WHAT IS REQUIRED:
Could you tally the lines of the entries that carry the string "settings"? Reply with the number and nothing more.

Items from an interface collection:

------------------------------------------------------------

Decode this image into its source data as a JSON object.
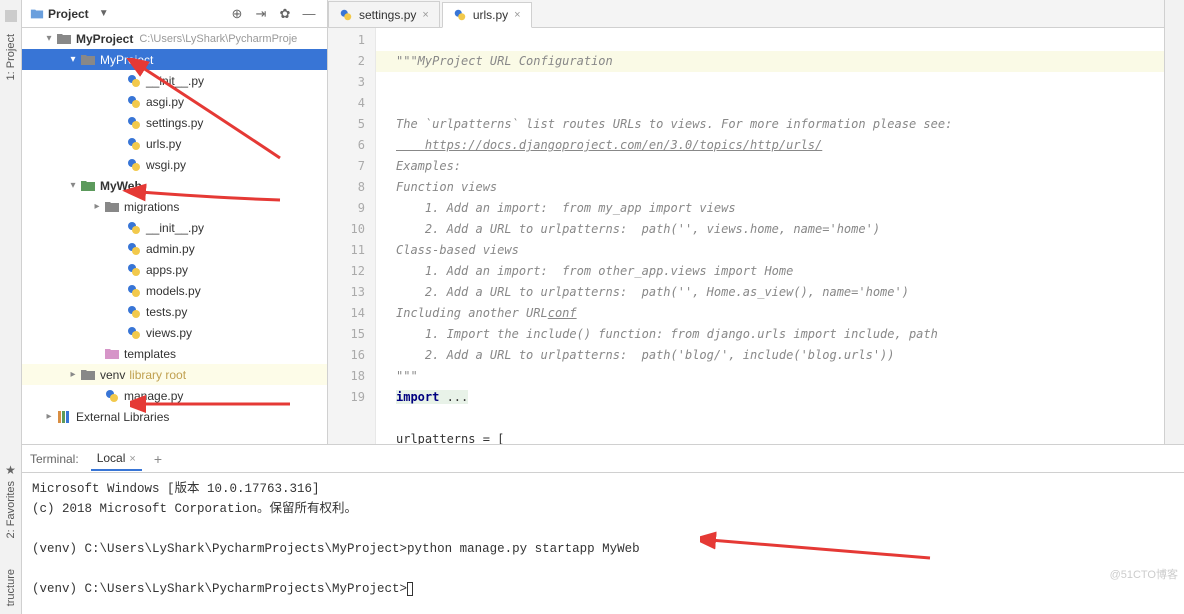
{
  "panel": {
    "title": "Project"
  },
  "root": {
    "name": "MyProject",
    "path": "C:\\Users\\LyShark\\PycharmProje"
  },
  "tree": {
    "myproject": "MyProject",
    "init": "__init__.py",
    "asgi": "asgi.py",
    "settings": "settings.py",
    "urls": "urls.py",
    "wsgi": "wsgi.py",
    "myweb": "MyWeb",
    "migrations": "migrations",
    "init2": "__init__.py",
    "admin": "admin.py",
    "apps": "apps.py",
    "models": "models.py",
    "tests": "tests.py",
    "views": "views.py",
    "templates": "templates",
    "venv": "venv",
    "venv_lib": "library root",
    "manage": "manage.py",
    "ext": "External Libraries"
  },
  "tabs": {
    "t1": "settings.py",
    "t2": "urls.py"
  },
  "code": {
    "l1": "\"\"\"MyProject URL Configuration",
    "l3": "The `urlpatterns` list routes URLs to views. For more information please see:",
    "l4": "    https://docs.djangoproject.com/en/3.0/topics/http/urls/",
    "l5": "Examples:",
    "l6": "Function views",
    "l7": "    1. Add an import:  from my_app import views",
    "l8": "    2. Add a URL to urlpatterns:  path('', views.home, name='home')",
    "l9": "Class-based views",
    "l10": "    1. Add an import:  from other_app.views import Home",
    "l11": "    2. Add a URL to urlpatterns:  path('', Home.as_view(), name='home')",
    "l12a": "Including another URL",
    "l12b": "conf",
    "l13": "    1. Import the include() function: from django.urls import include, path",
    "l14": "    2. Add a URL to urlpatterns:  path('blog/', include('blog.urls'))",
    "l15": "\"\"\"",
    "l16a": "import",
    "l16b": " ...",
    "l19": "urlpatterns = ["
  },
  "lineNumbers": [
    "1",
    "2",
    "3",
    "4",
    "5",
    "6",
    "7",
    "8",
    "9",
    "10",
    "11",
    "12",
    "13",
    "14",
    "15",
    "16",
    "18",
    "19"
  ],
  "terminal": {
    "label": "Terminal:",
    "tab": "Local",
    "l1": "Microsoft Windows [版本 10.0.17763.316]",
    "l2": "(c) 2018 Microsoft Corporation。保留所有权利。",
    "l3": "(venv) C:\\Users\\LyShark\\PycharmProjects\\MyProject>python manage.py startapp MyWeb",
    "l4": "(venv) C:\\Users\\LyShark\\PycharmProjects\\MyProject>"
  },
  "watermark": "@51CTO博客"
}
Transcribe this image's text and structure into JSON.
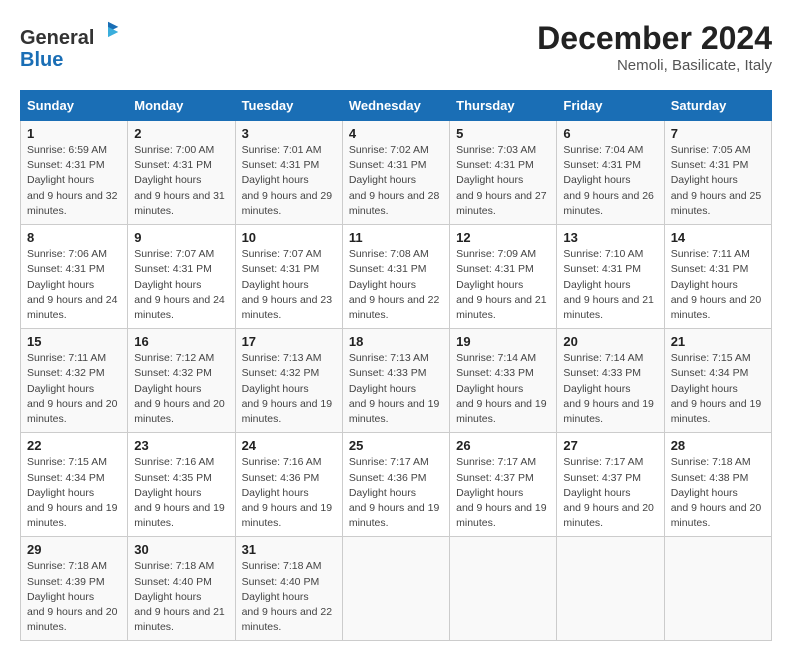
{
  "header": {
    "logo_line1": "General",
    "logo_line2": "Blue",
    "month_title": "December 2024",
    "location": "Nemoli, Basilicate, Italy"
  },
  "weekdays": [
    "Sunday",
    "Monday",
    "Tuesday",
    "Wednesday",
    "Thursday",
    "Friday",
    "Saturday"
  ],
  "weeks": [
    [
      {
        "day": "1",
        "sunrise": "6:59 AM",
        "sunset": "4:31 PM",
        "daylight": "9 hours and 32 minutes."
      },
      {
        "day": "2",
        "sunrise": "7:00 AM",
        "sunset": "4:31 PM",
        "daylight": "9 hours and 31 minutes."
      },
      {
        "day": "3",
        "sunrise": "7:01 AM",
        "sunset": "4:31 PM",
        "daylight": "9 hours and 29 minutes."
      },
      {
        "day": "4",
        "sunrise": "7:02 AM",
        "sunset": "4:31 PM",
        "daylight": "9 hours and 28 minutes."
      },
      {
        "day": "5",
        "sunrise": "7:03 AM",
        "sunset": "4:31 PM",
        "daylight": "9 hours and 27 minutes."
      },
      {
        "day": "6",
        "sunrise": "7:04 AM",
        "sunset": "4:31 PM",
        "daylight": "9 hours and 26 minutes."
      },
      {
        "day": "7",
        "sunrise": "7:05 AM",
        "sunset": "4:31 PM",
        "daylight": "9 hours and 25 minutes."
      }
    ],
    [
      {
        "day": "8",
        "sunrise": "7:06 AM",
        "sunset": "4:31 PM",
        "daylight": "9 hours and 24 minutes."
      },
      {
        "day": "9",
        "sunrise": "7:07 AM",
        "sunset": "4:31 PM",
        "daylight": "9 hours and 24 minutes."
      },
      {
        "day": "10",
        "sunrise": "7:07 AM",
        "sunset": "4:31 PM",
        "daylight": "9 hours and 23 minutes."
      },
      {
        "day": "11",
        "sunrise": "7:08 AM",
        "sunset": "4:31 PM",
        "daylight": "9 hours and 22 minutes."
      },
      {
        "day": "12",
        "sunrise": "7:09 AM",
        "sunset": "4:31 PM",
        "daylight": "9 hours and 21 minutes."
      },
      {
        "day": "13",
        "sunrise": "7:10 AM",
        "sunset": "4:31 PM",
        "daylight": "9 hours and 21 minutes."
      },
      {
        "day": "14",
        "sunrise": "7:11 AM",
        "sunset": "4:31 PM",
        "daylight": "9 hours and 20 minutes."
      }
    ],
    [
      {
        "day": "15",
        "sunrise": "7:11 AM",
        "sunset": "4:32 PM",
        "daylight": "9 hours and 20 minutes."
      },
      {
        "day": "16",
        "sunrise": "7:12 AM",
        "sunset": "4:32 PM",
        "daylight": "9 hours and 20 minutes."
      },
      {
        "day": "17",
        "sunrise": "7:13 AM",
        "sunset": "4:32 PM",
        "daylight": "9 hours and 19 minutes."
      },
      {
        "day": "18",
        "sunrise": "7:13 AM",
        "sunset": "4:33 PM",
        "daylight": "9 hours and 19 minutes."
      },
      {
        "day": "19",
        "sunrise": "7:14 AM",
        "sunset": "4:33 PM",
        "daylight": "9 hours and 19 minutes."
      },
      {
        "day": "20",
        "sunrise": "7:14 AM",
        "sunset": "4:33 PM",
        "daylight": "9 hours and 19 minutes."
      },
      {
        "day": "21",
        "sunrise": "7:15 AM",
        "sunset": "4:34 PM",
        "daylight": "9 hours and 19 minutes."
      }
    ],
    [
      {
        "day": "22",
        "sunrise": "7:15 AM",
        "sunset": "4:34 PM",
        "daylight": "9 hours and 19 minutes."
      },
      {
        "day": "23",
        "sunrise": "7:16 AM",
        "sunset": "4:35 PM",
        "daylight": "9 hours and 19 minutes."
      },
      {
        "day": "24",
        "sunrise": "7:16 AM",
        "sunset": "4:36 PM",
        "daylight": "9 hours and 19 minutes."
      },
      {
        "day": "25",
        "sunrise": "7:17 AM",
        "sunset": "4:36 PM",
        "daylight": "9 hours and 19 minutes."
      },
      {
        "day": "26",
        "sunrise": "7:17 AM",
        "sunset": "4:37 PM",
        "daylight": "9 hours and 19 minutes."
      },
      {
        "day": "27",
        "sunrise": "7:17 AM",
        "sunset": "4:37 PM",
        "daylight": "9 hours and 20 minutes."
      },
      {
        "day": "28",
        "sunrise": "7:18 AM",
        "sunset": "4:38 PM",
        "daylight": "9 hours and 20 minutes."
      }
    ],
    [
      {
        "day": "29",
        "sunrise": "7:18 AM",
        "sunset": "4:39 PM",
        "daylight": "9 hours and 20 minutes."
      },
      {
        "day": "30",
        "sunrise": "7:18 AM",
        "sunset": "4:40 PM",
        "daylight": "9 hours and 21 minutes."
      },
      {
        "day": "31",
        "sunrise": "7:18 AM",
        "sunset": "4:40 PM",
        "daylight": "9 hours and 22 minutes."
      },
      null,
      null,
      null,
      null
    ]
  ]
}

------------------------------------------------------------

RESPONSE FOR THIS EXERCISE:
2